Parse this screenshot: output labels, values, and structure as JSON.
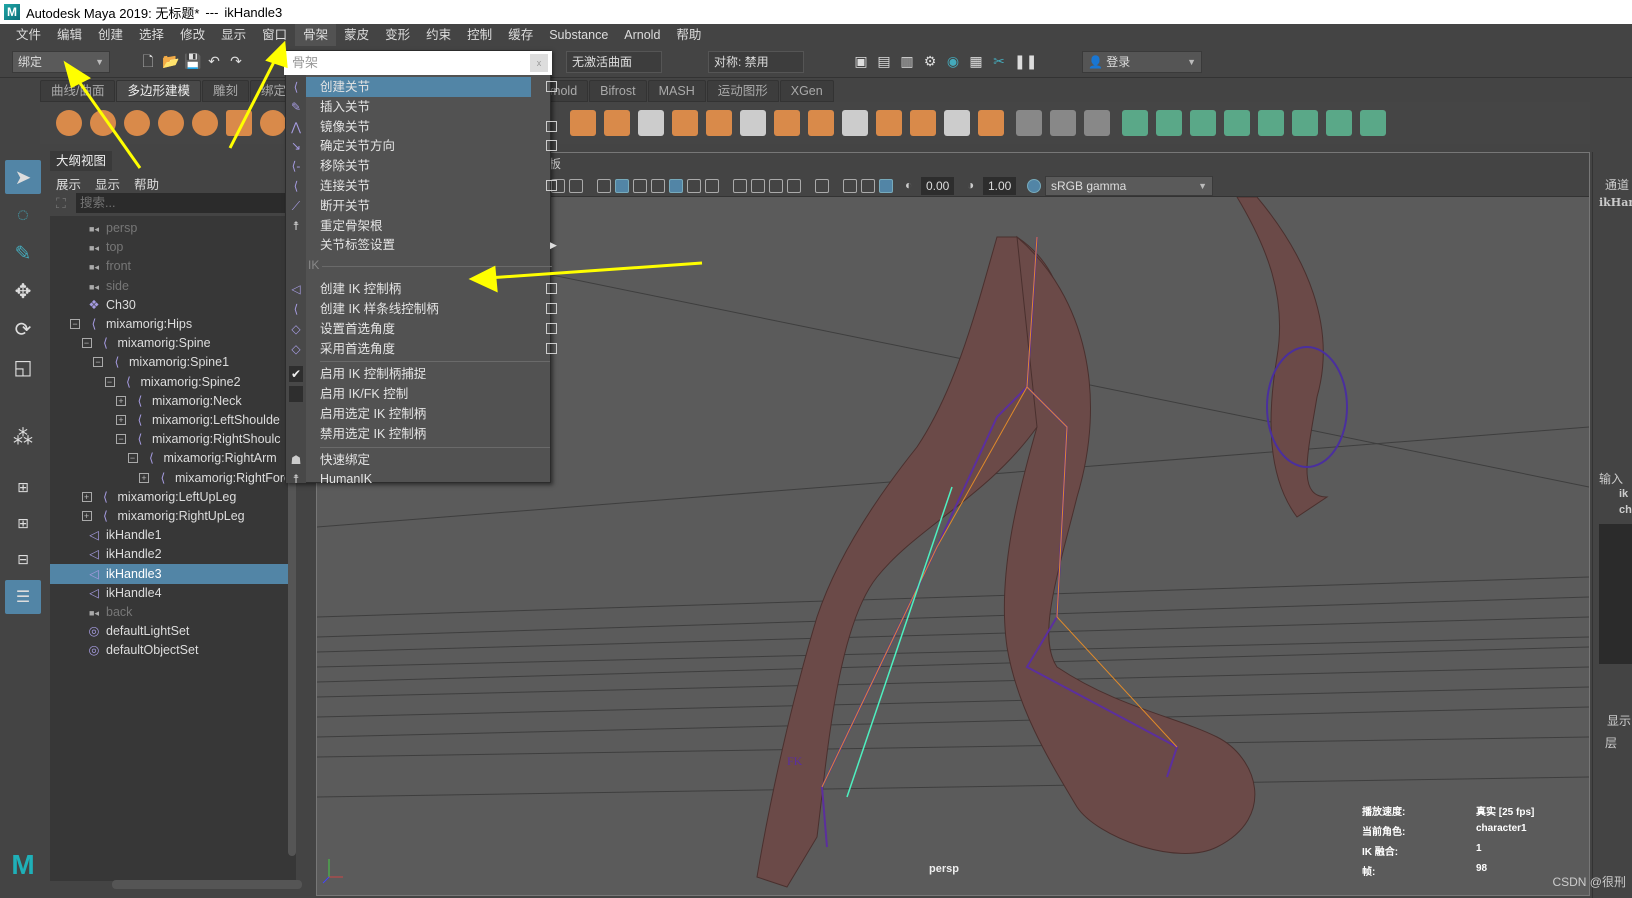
{
  "title": {
    "app": "Autodesk Maya 2019: 无标题*",
    "sep": "---",
    "object": "ikHandle3",
    "logo_letter": "M"
  },
  "menubar": [
    "文件",
    "编辑",
    "创建",
    "选择",
    "修改",
    "显示",
    "窗口",
    "骨架",
    "蒙皮",
    "变形",
    "约束",
    "控制",
    "缓存",
    "Substance",
    "Arnold",
    "帮助"
  ],
  "status": {
    "mode": "绑定",
    "menu_search_placeholder": "骨架",
    "curve": "无激活曲面",
    "symmetry": "对称: 禁用",
    "login": "登录"
  },
  "shelf_tabs": [
    "曲线/曲面",
    "多边形建模",
    "雕刻",
    "绑定",
    "Arnold",
    "Bifrost",
    "MASH",
    "运动图形",
    "XGen"
  ],
  "shelf_active": "多边形建模",
  "outliner": {
    "tab": "大纲视图",
    "menu": [
      "展示",
      "显示",
      "帮助"
    ],
    "search_placeholder": "搜索...",
    "items": [
      {
        "label": "persp",
        "icon": "camera-icon",
        "depth": 0,
        "dim": true
      },
      {
        "label": "top",
        "icon": "camera-icon",
        "depth": 0,
        "dim": true
      },
      {
        "label": "front",
        "icon": "camera-icon",
        "depth": 0,
        "dim": true
      },
      {
        "label": "side",
        "icon": "camera-icon",
        "depth": 0,
        "dim": true
      },
      {
        "label": "Ch30",
        "icon": "mesh-group-icon",
        "depth": 0
      },
      {
        "label": "mixamorig:Hips",
        "icon": "joint-icon",
        "depth": 0,
        "exp": "-"
      },
      {
        "label": "mixamorig:Spine",
        "icon": "joint-icon",
        "depth": 1,
        "exp": "-"
      },
      {
        "label": "mixamorig:Spine1",
        "icon": "joint-icon",
        "depth": 2,
        "exp": "-"
      },
      {
        "label": "mixamorig:Spine2",
        "icon": "joint-icon",
        "depth": 3,
        "exp": "-"
      },
      {
        "label": "mixamorig:Neck",
        "icon": "joint-icon",
        "depth": 4,
        "exp": "+"
      },
      {
        "label": "mixamorig:LeftShoulde",
        "icon": "joint-icon",
        "depth": 4,
        "exp": "+"
      },
      {
        "label": "mixamorig:RightShoulc",
        "icon": "joint-icon",
        "depth": 4,
        "exp": "-"
      },
      {
        "label": "mixamorig:RightArm",
        "icon": "joint-icon",
        "depth": 5,
        "exp": "-"
      },
      {
        "label": "mixamorig:RightFore",
        "icon": "joint-icon",
        "depth": 6,
        "exp": "+"
      },
      {
        "label": "mixamorig:LeftUpLeg",
        "icon": "joint-icon",
        "depth": 1,
        "exp": "+"
      },
      {
        "label": "mixamorig:RightUpLeg",
        "icon": "joint-icon",
        "depth": 1,
        "exp": "+"
      },
      {
        "label": "ikHandle1",
        "icon": "ik-handle-icon",
        "depth": 0
      },
      {
        "label": "ikHandle2",
        "icon": "ik-handle-icon",
        "depth": 0
      },
      {
        "label": "ikHandle3",
        "icon": "ik-handle-icon",
        "depth": 0,
        "selected": true
      },
      {
        "label": "ikHandle4",
        "icon": "ik-handle-icon",
        "depth": 0
      },
      {
        "label": "back",
        "icon": "camera-icon",
        "depth": 0,
        "dim": true
      },
      {
        "label": "defaultLightSet",
        "icon": "set-icon",
        "depth": 0
      },
      {
        "label": "defaultObjectSet",
        "icon": "set-icon",
        "depth": 0
      }
    ]
  },
  "skeleton_menu": {
    "items": [
      {
        "label": "创建关节",
        "icon": "create-joint-icon",
        "option": true,
        "highlight": true
      },
      {
        "label": "插入关节",
        "icon": "insert-joint-icon"
      },
      {
        "label": "镜像关节",
        "icon": "mirror-joint-icon",
        "option": true
      },
      {
        "label": "确定关节方向",
        "icon": "orient-joint-icon",
        "option": true
      },
      {
        "label": "移除关节",
        "icon": "remove-joint-icon"
      },
      {
        "label": "连接关节",
        "icon": "connect-joint-icon",
        "option": true
      },
      {
        "label": "断开关节",
        "icon": "disconnect-joint-icon"
      },
      {
        "label": "重定骨架根",
        "icon": "reroot-skeleton-icon"
      },
      {
        "label": "关节标签设置",
        "icon": "",
        "submenu": true
      }
    ],
    "ik_section": "IK",
    "ik_items": [
      {
        "label": "创建 IK 控制柄",
        "icon": "ik-handle-icon",
        "option": true
      },
      {
        "label": "创建 IK 样条线控制柄",
        "icon": "ik-spline-icon",
        "option": true
      },
      {
        "label": "设置首选角度",
        "icon": "set-preferred-angle-icon",
        "option": true
      },
      {
        "label": "采用首选角度",
        "icon": "assume-preferred-angle-icon",
        "option": true
      }
    ],
    "toggle_items": [
      {
        "label": "启用 IK 控制柄捕捉",
        "checked": true
      },
      {
        "label": "启用 IK/FK 控制",
        "checked": false
      },
      {
        "label": "启用选定 IK 控制柄"
      },
      {
        "label": "禁用选定 IK 控制柄"
      }
    ],
    "rig_items": [
      {
        "label": "快速绑定",
        "icon": "quick-rig-icon"
      },
      {
        "label": "HumanIK",
        "icon": "humanik-icon"
      }
    ]
  },
  "viewport": {
    "panel_menu_fragment": "板",
    "exposure": "0.00",
    "gamma": "1.00",
    "color_space": "sRGB gamma",
    "camera": "persp",
    "fk_label": "FK",
    "hud": [
      {
        "k": "播放速度:",
        "v": "真实 [25 fps]"
      },
      {
        "k": "当前角色:",
        "v": "character1"
      },
      {
        "k": "IK 融合:",
        "v": "1"
      },
      {
        "k": "帧:",
        "v": "98"
      }
    ]
  },
  "right_panel": {
    "channel": "通道",
    "object": "ikHan",
    "inputs": "输入",
    "input1": "ik",
    "input2": "ch",
    "display": "显示",
    "layer": "层"
  },
  "watermark": "CSDN @很刑",
  "colors": {
    "accent": "#5285a6",
    "annotation": "#ffff00",
    "joint": "#a59be0"
  }
}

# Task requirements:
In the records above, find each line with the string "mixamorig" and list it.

# Your solution:
        "label": "mixamorig:Hips",
        "label": "mixamorig:Spine",
        "label": "mixamorig:Spine1",
        "label": "mixamorig:Spine2",
        "label": "mixamorig:Neck",
        "label": "mixamorig:LeftShoulde",
        "label": "mixamorig:RightShoulc",
        "label": "mixamorig:RightArm",
        "label": "mixamorig:RightFore",
        "label": "mixamorig:LeftUpLeg",
        "label": "mixamorig:RightUpLeg",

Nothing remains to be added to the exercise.